Once players arrived at the infirmary, they were hassled by still another ‘Guard’ before walking up the stairs to a legitimately creepy room where a delightfully hammy ‘Doctor’ gave them a brief once over and a copy of Percy’s missing file.
The Alcatraz Scavenger Hunt was a near-perfect example of an Alternate Reality Game. Whereas many ARGs focus entirely on fiction, this game cleverly overlaid reality and make-believe, meshing them together to draw the player into the larger mystery. Actual elements of history were retconned into clues. The age and weight of the prison blurred the lines as players examined real pieces of American history as part of the fictional puzzle. Lesser games have added to the physical world in order to create clues, this one never betrayed the premise and thus felt more real.
The Hyper-Reality was further aided by the various actors playing prisoners, guards and doctors. Players were meeting prisoners face-to-face on opposite sides of cell bars and engaging in faux-prison commerce… In the middle of a real prison. The actors never broke character, but remained friendly enough so as to keep things fun instead of legitimately intimidating. And while it was probably unintentional, the presence of actual security guards and officials further complicated the space between truth and fiction.
The game itself was well designed and exceedingly complex. While the fourth puzzle was a bit too simple and the skyline puzzle was nearly impossible to decipher in the dark, the whole felt like a journey worth taking. I half-expected a game on the level of a restaurant children’s menu, but instead found an immersive experience that combined word games, deductive reasoning, attention to detail, words as symbols and physical exploration. Each puzzle employed a different skill set and a different type of challenge. Someone put in some serious man hours on this and it really shows.
As with most Abrams’ ARG’s, I’m not totally sure how it will fit into the world of the show.

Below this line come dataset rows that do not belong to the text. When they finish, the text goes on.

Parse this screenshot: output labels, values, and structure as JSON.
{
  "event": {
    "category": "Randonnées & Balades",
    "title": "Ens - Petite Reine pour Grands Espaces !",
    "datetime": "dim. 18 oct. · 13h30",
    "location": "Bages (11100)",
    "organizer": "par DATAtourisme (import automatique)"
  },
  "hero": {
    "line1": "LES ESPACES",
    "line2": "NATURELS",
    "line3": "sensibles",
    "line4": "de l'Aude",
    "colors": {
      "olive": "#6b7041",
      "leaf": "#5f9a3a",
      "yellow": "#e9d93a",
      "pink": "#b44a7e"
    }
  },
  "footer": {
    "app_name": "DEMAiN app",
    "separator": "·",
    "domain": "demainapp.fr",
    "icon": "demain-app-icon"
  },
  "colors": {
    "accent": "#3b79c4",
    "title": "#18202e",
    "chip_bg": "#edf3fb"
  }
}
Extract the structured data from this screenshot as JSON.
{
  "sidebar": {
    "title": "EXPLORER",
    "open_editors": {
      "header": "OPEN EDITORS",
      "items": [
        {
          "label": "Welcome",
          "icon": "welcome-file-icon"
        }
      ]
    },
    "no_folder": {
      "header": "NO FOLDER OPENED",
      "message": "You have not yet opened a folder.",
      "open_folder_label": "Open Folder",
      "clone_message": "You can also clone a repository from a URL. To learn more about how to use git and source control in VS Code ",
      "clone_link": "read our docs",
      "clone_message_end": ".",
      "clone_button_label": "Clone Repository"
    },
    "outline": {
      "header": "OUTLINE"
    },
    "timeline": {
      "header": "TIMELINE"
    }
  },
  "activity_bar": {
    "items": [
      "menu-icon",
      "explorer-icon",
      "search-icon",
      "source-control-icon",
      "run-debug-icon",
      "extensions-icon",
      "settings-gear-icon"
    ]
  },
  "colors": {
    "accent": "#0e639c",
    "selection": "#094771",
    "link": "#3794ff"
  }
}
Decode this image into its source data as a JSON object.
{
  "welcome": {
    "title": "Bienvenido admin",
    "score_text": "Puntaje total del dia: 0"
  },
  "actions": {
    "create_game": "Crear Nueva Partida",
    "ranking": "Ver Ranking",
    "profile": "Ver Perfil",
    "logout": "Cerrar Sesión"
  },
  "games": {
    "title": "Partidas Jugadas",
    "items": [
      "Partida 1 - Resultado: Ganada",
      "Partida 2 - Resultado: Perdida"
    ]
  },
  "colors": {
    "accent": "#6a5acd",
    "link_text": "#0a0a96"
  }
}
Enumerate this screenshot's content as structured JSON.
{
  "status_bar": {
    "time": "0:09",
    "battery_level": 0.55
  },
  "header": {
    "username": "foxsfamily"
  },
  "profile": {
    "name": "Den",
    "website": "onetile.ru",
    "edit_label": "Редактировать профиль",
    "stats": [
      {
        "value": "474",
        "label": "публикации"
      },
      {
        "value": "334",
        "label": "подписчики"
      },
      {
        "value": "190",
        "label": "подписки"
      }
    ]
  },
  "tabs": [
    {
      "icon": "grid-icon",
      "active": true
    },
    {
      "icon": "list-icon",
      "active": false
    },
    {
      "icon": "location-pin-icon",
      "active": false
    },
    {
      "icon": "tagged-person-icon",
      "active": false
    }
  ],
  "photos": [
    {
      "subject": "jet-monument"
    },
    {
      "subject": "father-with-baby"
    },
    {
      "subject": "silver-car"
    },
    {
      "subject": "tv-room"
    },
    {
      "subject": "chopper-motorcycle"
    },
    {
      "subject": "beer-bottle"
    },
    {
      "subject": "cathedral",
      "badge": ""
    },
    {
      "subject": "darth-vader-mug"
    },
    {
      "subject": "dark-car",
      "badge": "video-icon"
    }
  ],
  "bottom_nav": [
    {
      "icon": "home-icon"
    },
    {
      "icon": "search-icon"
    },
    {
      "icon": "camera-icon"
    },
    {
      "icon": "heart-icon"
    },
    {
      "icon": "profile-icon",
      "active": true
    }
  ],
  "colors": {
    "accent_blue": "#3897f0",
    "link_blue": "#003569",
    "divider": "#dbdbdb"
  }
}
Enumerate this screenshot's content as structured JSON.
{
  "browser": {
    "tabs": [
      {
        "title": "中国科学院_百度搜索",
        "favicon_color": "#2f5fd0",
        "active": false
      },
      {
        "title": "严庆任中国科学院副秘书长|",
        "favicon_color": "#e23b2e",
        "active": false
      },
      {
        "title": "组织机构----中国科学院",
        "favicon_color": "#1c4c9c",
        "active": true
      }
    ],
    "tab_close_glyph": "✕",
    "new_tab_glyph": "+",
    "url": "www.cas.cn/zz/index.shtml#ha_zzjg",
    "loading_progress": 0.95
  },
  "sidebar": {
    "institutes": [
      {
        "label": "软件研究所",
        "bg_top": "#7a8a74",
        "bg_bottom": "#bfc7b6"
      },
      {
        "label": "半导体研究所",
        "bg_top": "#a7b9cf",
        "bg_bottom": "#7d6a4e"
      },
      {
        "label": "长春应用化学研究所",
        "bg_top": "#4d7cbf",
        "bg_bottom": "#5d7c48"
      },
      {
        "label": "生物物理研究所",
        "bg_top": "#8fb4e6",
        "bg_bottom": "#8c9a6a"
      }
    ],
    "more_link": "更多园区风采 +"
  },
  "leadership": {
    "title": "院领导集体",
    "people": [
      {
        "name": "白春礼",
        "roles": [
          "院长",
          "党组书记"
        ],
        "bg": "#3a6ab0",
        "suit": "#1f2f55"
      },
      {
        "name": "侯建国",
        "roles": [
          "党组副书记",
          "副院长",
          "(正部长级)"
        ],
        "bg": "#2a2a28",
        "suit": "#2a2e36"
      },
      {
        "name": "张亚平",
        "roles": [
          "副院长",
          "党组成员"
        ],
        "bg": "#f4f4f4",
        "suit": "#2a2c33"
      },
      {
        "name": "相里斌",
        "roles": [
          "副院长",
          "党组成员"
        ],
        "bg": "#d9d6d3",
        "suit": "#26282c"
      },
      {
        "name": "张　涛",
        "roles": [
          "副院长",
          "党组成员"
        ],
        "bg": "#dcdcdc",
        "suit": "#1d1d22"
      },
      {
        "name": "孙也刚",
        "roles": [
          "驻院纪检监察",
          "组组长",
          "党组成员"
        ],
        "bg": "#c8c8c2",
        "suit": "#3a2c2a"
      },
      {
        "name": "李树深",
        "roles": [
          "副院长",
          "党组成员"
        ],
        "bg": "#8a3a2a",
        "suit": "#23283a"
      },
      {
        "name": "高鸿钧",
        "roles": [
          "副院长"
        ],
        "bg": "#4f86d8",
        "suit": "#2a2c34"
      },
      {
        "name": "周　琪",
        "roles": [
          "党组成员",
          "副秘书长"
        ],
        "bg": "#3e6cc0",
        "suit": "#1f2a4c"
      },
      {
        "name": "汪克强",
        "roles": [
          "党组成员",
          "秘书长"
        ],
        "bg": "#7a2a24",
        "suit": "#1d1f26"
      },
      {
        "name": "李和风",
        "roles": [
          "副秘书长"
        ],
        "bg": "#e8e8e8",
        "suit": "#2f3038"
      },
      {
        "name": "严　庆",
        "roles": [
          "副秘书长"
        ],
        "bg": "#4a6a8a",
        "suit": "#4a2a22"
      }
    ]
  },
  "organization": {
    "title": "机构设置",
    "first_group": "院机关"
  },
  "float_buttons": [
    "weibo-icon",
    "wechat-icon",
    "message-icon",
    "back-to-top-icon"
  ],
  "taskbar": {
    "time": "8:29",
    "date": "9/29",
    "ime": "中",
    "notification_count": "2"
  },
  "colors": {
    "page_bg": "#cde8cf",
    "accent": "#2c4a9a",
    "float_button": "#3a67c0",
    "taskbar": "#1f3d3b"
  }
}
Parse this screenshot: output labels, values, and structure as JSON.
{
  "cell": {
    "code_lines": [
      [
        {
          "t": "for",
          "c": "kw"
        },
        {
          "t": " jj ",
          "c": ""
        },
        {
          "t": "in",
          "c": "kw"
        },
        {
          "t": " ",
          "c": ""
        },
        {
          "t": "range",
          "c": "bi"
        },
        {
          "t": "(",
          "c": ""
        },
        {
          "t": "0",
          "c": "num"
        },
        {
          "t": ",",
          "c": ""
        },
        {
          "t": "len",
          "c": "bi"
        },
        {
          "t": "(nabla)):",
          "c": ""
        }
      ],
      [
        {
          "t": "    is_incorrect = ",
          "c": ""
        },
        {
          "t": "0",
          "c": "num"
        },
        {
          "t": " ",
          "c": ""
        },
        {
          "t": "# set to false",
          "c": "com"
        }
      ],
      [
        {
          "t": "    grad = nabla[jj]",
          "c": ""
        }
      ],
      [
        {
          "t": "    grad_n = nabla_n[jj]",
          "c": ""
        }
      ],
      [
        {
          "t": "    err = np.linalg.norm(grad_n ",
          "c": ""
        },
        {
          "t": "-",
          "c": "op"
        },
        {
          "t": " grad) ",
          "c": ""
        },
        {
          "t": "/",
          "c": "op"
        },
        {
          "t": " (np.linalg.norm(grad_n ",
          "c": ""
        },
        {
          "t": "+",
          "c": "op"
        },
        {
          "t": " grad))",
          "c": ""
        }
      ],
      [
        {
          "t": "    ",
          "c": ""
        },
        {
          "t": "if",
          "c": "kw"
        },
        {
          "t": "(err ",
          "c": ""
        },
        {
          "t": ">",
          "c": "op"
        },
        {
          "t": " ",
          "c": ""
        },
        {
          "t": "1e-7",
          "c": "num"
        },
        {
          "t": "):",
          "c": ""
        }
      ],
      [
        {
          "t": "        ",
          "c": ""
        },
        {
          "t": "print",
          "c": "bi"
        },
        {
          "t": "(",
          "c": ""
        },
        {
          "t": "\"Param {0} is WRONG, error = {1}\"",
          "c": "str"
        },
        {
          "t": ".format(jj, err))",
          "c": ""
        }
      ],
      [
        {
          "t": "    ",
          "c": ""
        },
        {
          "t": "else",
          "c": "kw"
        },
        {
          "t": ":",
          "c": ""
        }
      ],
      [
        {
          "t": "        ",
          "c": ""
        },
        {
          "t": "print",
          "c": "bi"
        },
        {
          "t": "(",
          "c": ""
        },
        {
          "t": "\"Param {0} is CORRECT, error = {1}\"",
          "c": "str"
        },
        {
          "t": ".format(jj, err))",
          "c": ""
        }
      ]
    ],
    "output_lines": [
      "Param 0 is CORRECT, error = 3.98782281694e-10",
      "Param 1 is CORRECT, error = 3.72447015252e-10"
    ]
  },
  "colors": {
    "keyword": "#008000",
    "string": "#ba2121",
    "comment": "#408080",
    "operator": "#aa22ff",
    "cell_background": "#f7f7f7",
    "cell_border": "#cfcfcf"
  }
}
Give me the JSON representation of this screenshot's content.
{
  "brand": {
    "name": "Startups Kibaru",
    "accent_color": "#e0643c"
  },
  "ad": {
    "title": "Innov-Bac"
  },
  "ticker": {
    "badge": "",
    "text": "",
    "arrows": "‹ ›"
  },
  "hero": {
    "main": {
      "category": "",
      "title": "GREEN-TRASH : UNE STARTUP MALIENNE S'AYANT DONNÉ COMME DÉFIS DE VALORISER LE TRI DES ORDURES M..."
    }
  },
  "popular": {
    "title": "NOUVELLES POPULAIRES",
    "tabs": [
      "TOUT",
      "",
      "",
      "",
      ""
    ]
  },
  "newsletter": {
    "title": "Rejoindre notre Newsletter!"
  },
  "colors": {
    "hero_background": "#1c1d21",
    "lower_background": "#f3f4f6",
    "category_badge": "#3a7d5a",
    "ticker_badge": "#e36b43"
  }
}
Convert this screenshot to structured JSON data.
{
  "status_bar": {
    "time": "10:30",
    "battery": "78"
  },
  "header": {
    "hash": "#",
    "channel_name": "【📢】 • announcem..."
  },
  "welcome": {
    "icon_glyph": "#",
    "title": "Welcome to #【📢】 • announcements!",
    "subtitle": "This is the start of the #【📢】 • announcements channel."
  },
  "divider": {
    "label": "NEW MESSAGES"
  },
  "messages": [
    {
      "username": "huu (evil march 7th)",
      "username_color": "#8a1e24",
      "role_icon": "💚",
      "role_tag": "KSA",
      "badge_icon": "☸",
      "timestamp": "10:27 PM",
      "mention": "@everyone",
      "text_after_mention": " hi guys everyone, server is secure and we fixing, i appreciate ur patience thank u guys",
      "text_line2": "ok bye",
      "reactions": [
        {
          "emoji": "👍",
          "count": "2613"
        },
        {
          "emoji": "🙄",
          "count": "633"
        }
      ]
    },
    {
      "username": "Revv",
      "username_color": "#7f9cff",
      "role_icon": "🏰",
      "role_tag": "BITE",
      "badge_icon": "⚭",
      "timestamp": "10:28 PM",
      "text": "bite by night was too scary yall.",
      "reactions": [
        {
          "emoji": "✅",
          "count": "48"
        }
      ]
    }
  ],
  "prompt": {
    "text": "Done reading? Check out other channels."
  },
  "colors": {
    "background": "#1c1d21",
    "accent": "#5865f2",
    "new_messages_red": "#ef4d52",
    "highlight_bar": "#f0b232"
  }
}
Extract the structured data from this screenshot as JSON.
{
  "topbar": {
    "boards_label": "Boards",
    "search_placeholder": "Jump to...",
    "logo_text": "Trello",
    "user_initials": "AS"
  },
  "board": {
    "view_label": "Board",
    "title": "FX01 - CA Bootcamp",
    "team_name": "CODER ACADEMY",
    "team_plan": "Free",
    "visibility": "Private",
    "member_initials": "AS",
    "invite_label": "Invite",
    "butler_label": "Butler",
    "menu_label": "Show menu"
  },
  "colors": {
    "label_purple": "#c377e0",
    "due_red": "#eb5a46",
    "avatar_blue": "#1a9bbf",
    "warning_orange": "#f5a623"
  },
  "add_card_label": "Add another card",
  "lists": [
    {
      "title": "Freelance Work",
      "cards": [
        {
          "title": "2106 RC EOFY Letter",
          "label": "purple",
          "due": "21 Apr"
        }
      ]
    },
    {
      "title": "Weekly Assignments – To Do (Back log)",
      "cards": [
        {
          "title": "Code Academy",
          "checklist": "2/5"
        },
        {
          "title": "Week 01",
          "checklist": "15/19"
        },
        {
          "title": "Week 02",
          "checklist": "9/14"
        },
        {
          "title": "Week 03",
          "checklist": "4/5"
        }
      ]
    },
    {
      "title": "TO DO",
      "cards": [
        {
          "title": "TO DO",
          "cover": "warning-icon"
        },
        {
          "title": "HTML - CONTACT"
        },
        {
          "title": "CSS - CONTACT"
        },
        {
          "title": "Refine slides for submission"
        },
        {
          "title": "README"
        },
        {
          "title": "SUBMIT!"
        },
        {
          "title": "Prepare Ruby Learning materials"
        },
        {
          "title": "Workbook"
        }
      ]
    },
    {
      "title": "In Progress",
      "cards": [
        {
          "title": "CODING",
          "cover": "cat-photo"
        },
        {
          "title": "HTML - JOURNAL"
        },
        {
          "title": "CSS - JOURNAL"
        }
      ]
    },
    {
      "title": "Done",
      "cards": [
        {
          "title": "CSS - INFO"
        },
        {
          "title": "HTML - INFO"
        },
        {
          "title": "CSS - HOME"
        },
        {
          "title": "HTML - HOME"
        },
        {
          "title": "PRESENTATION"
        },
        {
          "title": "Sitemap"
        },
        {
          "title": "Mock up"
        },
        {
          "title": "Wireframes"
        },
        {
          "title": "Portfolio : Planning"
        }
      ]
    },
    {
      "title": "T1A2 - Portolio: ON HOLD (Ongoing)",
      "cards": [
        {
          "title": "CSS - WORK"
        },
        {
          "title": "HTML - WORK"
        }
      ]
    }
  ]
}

The story of a prisoner who stole parts of the Alcatraz prison sign in order to make a sail and escape the island back in 1960 isn’t exactly pertinent to Alcatraz’s supernatural procedural hook, but it is intriguing and it makes me want to know more.
This event was the first of several high profile ARG games that will be held throughout the rest of Alcatraz’s first season. If the others match the ambition and scope of the first, fans are in for a real treat.